You’re a new parent. You and your partner have created a whole new human (or even more than one). But what does that mean for your relationship with each other? Babies and children bring a host of changes into your life. From the obvious physical changes from giving birth, hormonal changes in everyone, sleep deprivation, lack of free time right down to financial pressure, there are suddenly a range of new stressors on even the most solid relationship.
Building time for your relationship into this can be difficult. Firstly there are practical issues of getting time together without the children. Small babies can be hard to leave with other people, especially if they are breastfed, and many families don’t have the luxury of regularly available babysitters. Once you do claim some time together you need to find an activity which suits you both, and fits into any time or budget constraints you have!
What Can You Do?
So what ways can you reclaim some romance?

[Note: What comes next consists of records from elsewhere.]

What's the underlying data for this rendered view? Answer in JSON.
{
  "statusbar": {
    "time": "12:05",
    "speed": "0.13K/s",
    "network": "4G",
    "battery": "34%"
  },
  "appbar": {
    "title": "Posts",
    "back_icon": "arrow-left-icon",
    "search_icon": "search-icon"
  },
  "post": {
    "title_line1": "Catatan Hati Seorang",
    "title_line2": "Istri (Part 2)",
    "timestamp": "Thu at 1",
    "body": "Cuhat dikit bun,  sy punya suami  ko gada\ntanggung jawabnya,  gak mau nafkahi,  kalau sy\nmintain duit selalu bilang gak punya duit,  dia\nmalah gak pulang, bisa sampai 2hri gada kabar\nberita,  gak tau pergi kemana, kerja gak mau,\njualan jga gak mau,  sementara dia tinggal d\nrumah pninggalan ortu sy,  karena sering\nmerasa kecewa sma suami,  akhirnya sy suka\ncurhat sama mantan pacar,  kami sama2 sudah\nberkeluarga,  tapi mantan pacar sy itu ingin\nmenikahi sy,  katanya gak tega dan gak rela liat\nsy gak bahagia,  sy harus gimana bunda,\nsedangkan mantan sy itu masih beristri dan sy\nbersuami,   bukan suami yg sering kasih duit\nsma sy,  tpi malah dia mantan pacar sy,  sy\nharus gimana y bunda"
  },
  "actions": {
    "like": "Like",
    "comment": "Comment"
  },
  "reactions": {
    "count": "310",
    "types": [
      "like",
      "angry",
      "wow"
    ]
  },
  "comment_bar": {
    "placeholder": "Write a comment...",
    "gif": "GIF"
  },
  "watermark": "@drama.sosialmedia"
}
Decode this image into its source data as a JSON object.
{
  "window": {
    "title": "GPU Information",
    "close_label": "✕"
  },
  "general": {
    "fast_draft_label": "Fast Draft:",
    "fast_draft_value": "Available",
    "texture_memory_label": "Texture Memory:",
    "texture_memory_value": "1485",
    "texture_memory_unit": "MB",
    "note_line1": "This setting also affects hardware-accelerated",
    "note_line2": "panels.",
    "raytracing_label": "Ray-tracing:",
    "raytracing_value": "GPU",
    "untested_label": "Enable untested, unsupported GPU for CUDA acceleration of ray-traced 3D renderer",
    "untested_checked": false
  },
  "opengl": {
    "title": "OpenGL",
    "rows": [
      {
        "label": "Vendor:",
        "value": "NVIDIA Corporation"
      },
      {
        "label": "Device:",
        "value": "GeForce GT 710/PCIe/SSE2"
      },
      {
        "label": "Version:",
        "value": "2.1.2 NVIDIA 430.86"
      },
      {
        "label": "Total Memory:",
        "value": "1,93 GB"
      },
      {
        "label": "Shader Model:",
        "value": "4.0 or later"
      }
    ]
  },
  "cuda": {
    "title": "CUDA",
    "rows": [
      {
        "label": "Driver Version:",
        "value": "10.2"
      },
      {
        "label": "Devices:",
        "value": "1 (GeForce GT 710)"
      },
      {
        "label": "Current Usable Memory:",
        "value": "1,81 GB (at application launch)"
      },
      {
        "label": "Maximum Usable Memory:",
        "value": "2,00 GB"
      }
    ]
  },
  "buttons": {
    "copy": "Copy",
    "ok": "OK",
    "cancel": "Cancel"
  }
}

We asked lots of parents what suggestions they had, and here are the ones we liked!
Get all the children asleep somewhere, even if with you, and snuggle up together to enjoy a film. No babysitters required and cheap too!
Say yes to all offers of babysitting you are comfortable with – family, friends or professional (perhaps not the random woman off the street though) depending on what you are happy with. If you can grab even an hour, going out for a walk, a bite to eat or a trip to do something you enjoy can be a wonderful way to reconnect. Lunchtime ‘dates’ can be easier to organise and you might be more awake to enjoy the company!
Keep talking to each other. In the press of the day to day challenges of being parents it can be easy to forget to tell your partner what’s going on with you. Find ways to communicate which work for you! Bottling things up can lead to incredible explosions down the line so honesty and a willingness to listen and move on can be valuable tools.
Therapy can be useful in aiding communication whether or not you feel like you are struggling. Whilst it is often considered something you do as a last resort, many techniques can be valuable to everyone.
Think about what you do appreciate about one another – and tell each other too! Yes it might just be ‘I’m grateful that you washed those clothes’ or ‘I’m grateful you recognised I was about to lose my shit and stepped in’ but it’s still good to hear.
Ignore things said at 2am! Sleep deprivation can be a huge drain on everyone. And in the midst of the 17th wake up you might feel like the person getting the sleep should bear some of the brunt of this too. Let middle of the night arguments slide in the light of day!
Sometimes you will both need time alone, away from the kids and each other. Give yourself some space, and give your partner that space too. Sometimes this means things like not sleeping together if that helps everyone get more rest, or using time you ‘should’ (still hate the word) be together to do something alone. Find the rhythm which works for you.
Jobs you both hate doing? Can you have a cleaner or other jobs taken care of by someone else? If money is not an issue sometimes this small thing could make a world of difference to keeping a household running smoothly (nothing says romance more than mopping the floor right?!)
Give Yourself Time
Always remember that relationships are between two people and both parties need to want to be in them. But also that both parties can change, and children can be a huge change. Sometimes relationships come to an end, and that can be right. Sometimes they need some breathing space. Sometimes they need therapy. There is no right answer here.
Relationships take time and effort, and as parents our time and effort are usually being directed at the kids rather than those around us – which is entirely normal. Whatever path your relationship takes, keeping those lines of communication open and honest is likely to be the best way to reclaim the romance. And cut yourselves a bit of slack if your babies are very new – it will change. They will sleep (maybe!)